[Entries taken from a collection]
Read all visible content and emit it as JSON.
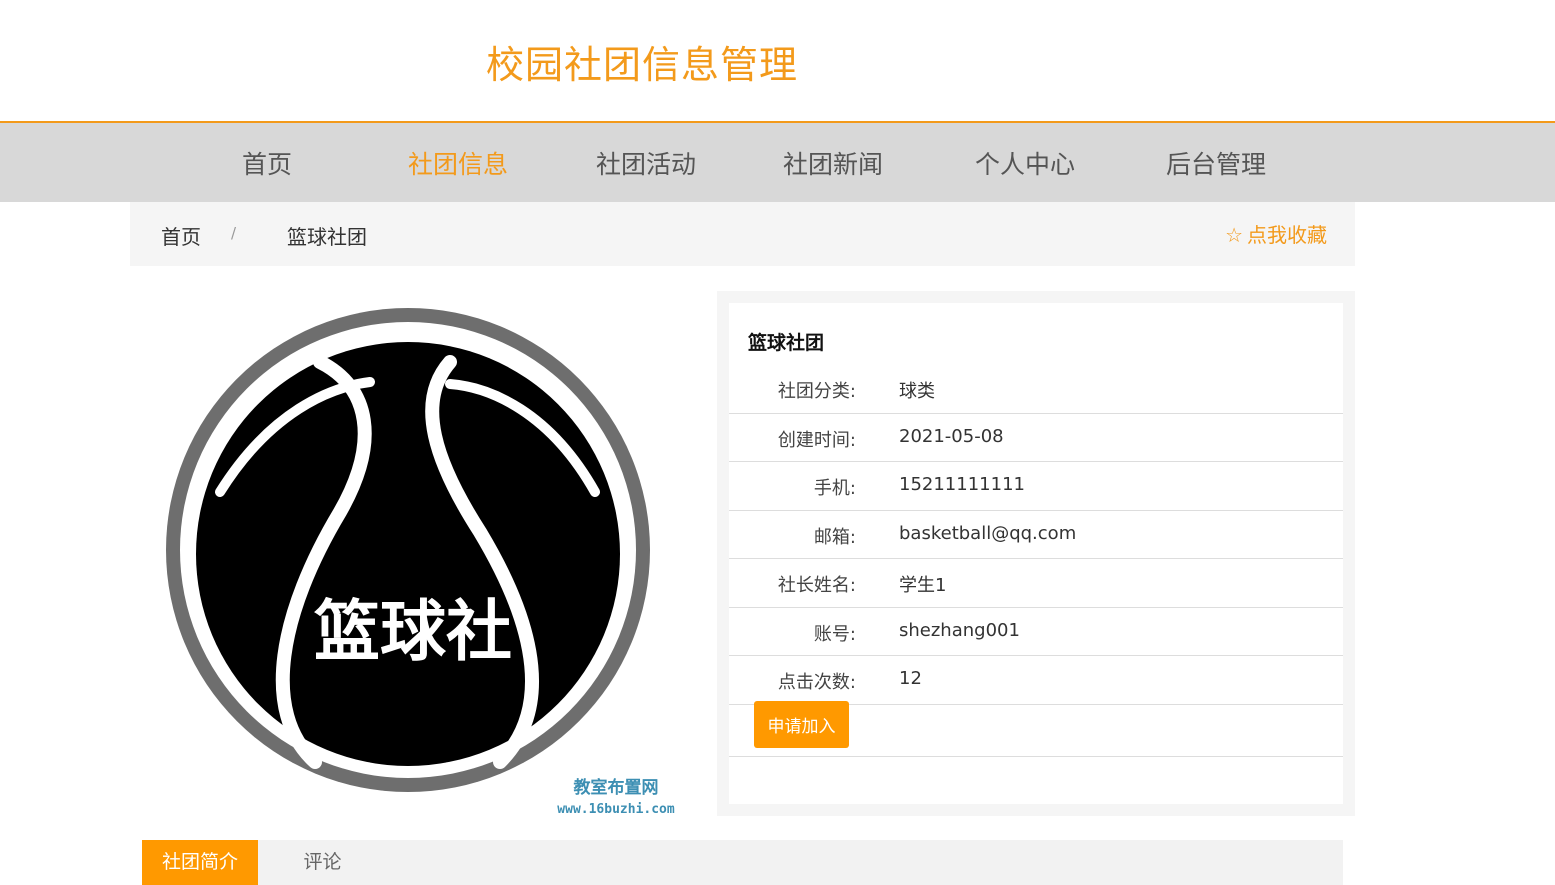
{
  "header": {
    "site_title": "校园社团信息管理"
  },
  "nav": {
    "items": [
      {
        "label": "首页"
      },
      {
        "label": "社团信息"
      },
      {
        "label": "社团活动"
      },
      {
        "label": "社团新闻"
      },
      {
        "label": "个人中心"
      },
      {
        "label": "后台管理"
      }
    ],
    "active_index": 1
  },
  "breadcrumb": {
    "home": "首页",
    "separator": "/",
    "current": "篮球社团",
    "favorite_icon": "star-outline-icon",
    "favorite_label": "点我收藏"
  },
  "logo": {
    "text": "篮球社",
    "watermark_line1": "教室布置网",
    "watermark_line2": "www.16buzhi.com"
  },
  "club": {
    "name": "篮球社团",
    "fields": [
      {
        "label": "社团分类:",
        "value": "球类"
      },
      {
        "label": "创建时间:",
        "value": "2021-05-08"
      },
      {
        "label": "手机:",
        "value": "15211111111"
      },
      {
        "label": "邮箱:",
        "value": "basketball@qq.com"
      },
      {
        "label": "社长姓名:",
        "value": "学生1"
      },
      {
        "label": "账号:",
        "value": "shezhang001"
      },
      {
        "label": "点击次数:",
        "value": "12"
      }
    ],
    "apply_label": "申请加入"
  },
  "tabs": [
    {
      "label": "社团简介"
    },
    {
      "label": "评论"
    }
  ],
  "colors": {
    "accent": "#f39a1b",
    "button": "#ff9900",
    "nav_bg": "#d8d8d8"
  }
}
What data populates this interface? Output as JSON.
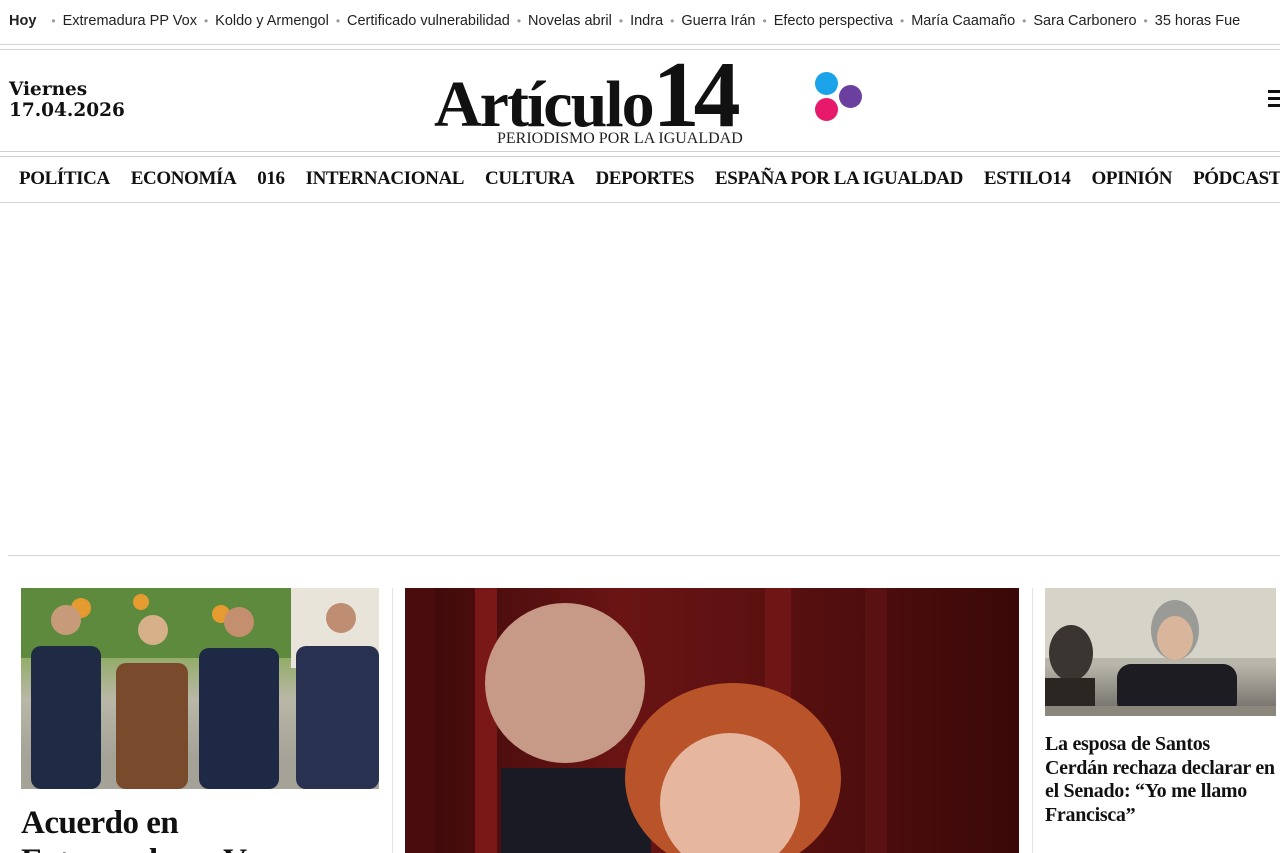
{
  "trending": {
    "label": "Hoy",
    "links": [
      "Extremadura PP Vox",
      "Koldo y Armengol",
      "Certificado vulnerabilidad",
      "Novelas abril",
      "Indra",
      "Guerra Irán",
      "Efecto perspectiva",
      "María Caamaño",
      "Sara Carbonero",
      "35 horas Fue"
    ]
  },
  "header": {
    "weekday": "Viernes",
    "date": "17.04.2026",
    "logo_word": "Artículo",
    "logo_number": "14",
    "tagline": "PERIODISMO POR LA IGUALDAD",
    "colors": {
      "blue": "#1aa3e8",
      "purple": "#6a3fa0",
      "pink": "#e6196b"
    }
  },
  "nav": {
    "items": [
      "POLÍTICA",
      "ECONOMÍA",
      "016",
      "INTERNACIONAL",
      "CULTURA",
      "DEPORTES",
      "ESPAÑA POR LA IGUALDAD",
      "ESTILO14",
      "OPINIÓN",
      "PÓDCAST"
    ]
  },
  "articles": {
    "left": {
      "headline": "Acuerdo en Extremadura: Vox"
    },
    "right": {
      "headline": "La esposa de Santos Cerdán rechaza declarar en el Senado: “Yo me llamo Francisca”"
    }
  }
}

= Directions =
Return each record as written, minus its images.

= Response to this task =
Read all visible content and emit it as JSON.
{
  "header": {
    "site_title": "校园社团信息管理"
  },
  "nav": {
    "items": [
      {
        "label": "首页"
      },
      {
        "label": "社团信息"
      },
      {
        "label": "社团活动"
      },
      {
        "label": "社团新闻"
      },
      {
        "label": "个人中心"
      },
      {
        "label": "后台管理"
      }
    ],
    "active_index": 1
  },
  "breadcrumb": {
    "home": "首页",
    "separator": "/",
    "current": "篮球社团",
    "favorite_icon": "star-outline-icon",
    "favorite_label": "点我收藏"
  },
  "logo": {
    "text": "篮球社",
    "watermark_line1": "教室布置网",
    "watermark_line2": "www.16buzhi.com"
  },
  "club": {
    "name": "篮球社团",
    "fields": [
      {
        "label": "社团分类:",
        "value": "球类"
      },
      {
        "label": "创建时间:",
        "value": "2021-05-08"
      },
      {
        "label": "手机:",
        "value": "15211111111"
      },
      {
        "label": "邮箱:",
        "value": "basketball@qq.com"
      },
      {
        "label": "社长姓名:",
        "value": "学生1"
      },
      {
        "label": "账号:",
        "value": "shezhang001"
      },
      {
        "label": "点击次数:",
        "value": "12"
      }
    ],
    "apply_label": "申请加入"
  },
  "tabs": [
    {
      "label": "社团简介"
    },
    {
      "label": "评论"
    }
  ],
  "colors": {
    "accent": "#f39a1b",
    "button": "#ff9900",
    "nav_bg": "#d8d8d8"
  }
}
What data populates this interface? Output as JSON.
{
  "trending": {
    "label": "Hoy",
    "links": [
      "Extremadura PP Vox",
      "Koldo y Armengol",
      "Certificado vulnerabilidad",
      "Novelas abril",
      "Indra",
      "Guerra Irán",
      "Efecto perspectiva",
      "María Caamaño",
      "Sara Carbonero",
      "35 horas Fue"
    ]
  },
  "header": {
    "weekday": "Viernes",
    "date": "17.04.2026",
    "logo_word": "Artículo",
    "logo_number": "14",
    "tagline": "PERIODISMO POR LA IGUALDAD",
    "colors": {
      "blue": "#1aa3e8",
      "purple": "#6a3fa0",
      "pink": "#e6196b"
    }
  },
  "nav": {
    "items": [
      "POLÍTICA",
      "ECONOMÍA",
      "016",
      "INTERNACIONAL",
      "CULTURA",
      "DEPORTES",
      "ESPAÑA POR LA IGUALDAD",
      "ESTILO14",
      "OPINIÓN",
      "PÓDCAST"
    ]
  },
  "articles": {
    "left": {
      "headline": "Acuerdo en Extremadura: Vox"
    },
    "right": {
      "headline": "La esposa de Santos Cerdán rechaza declarar en el Senado: “Yo me llamo Francisca”"
    }
  }
}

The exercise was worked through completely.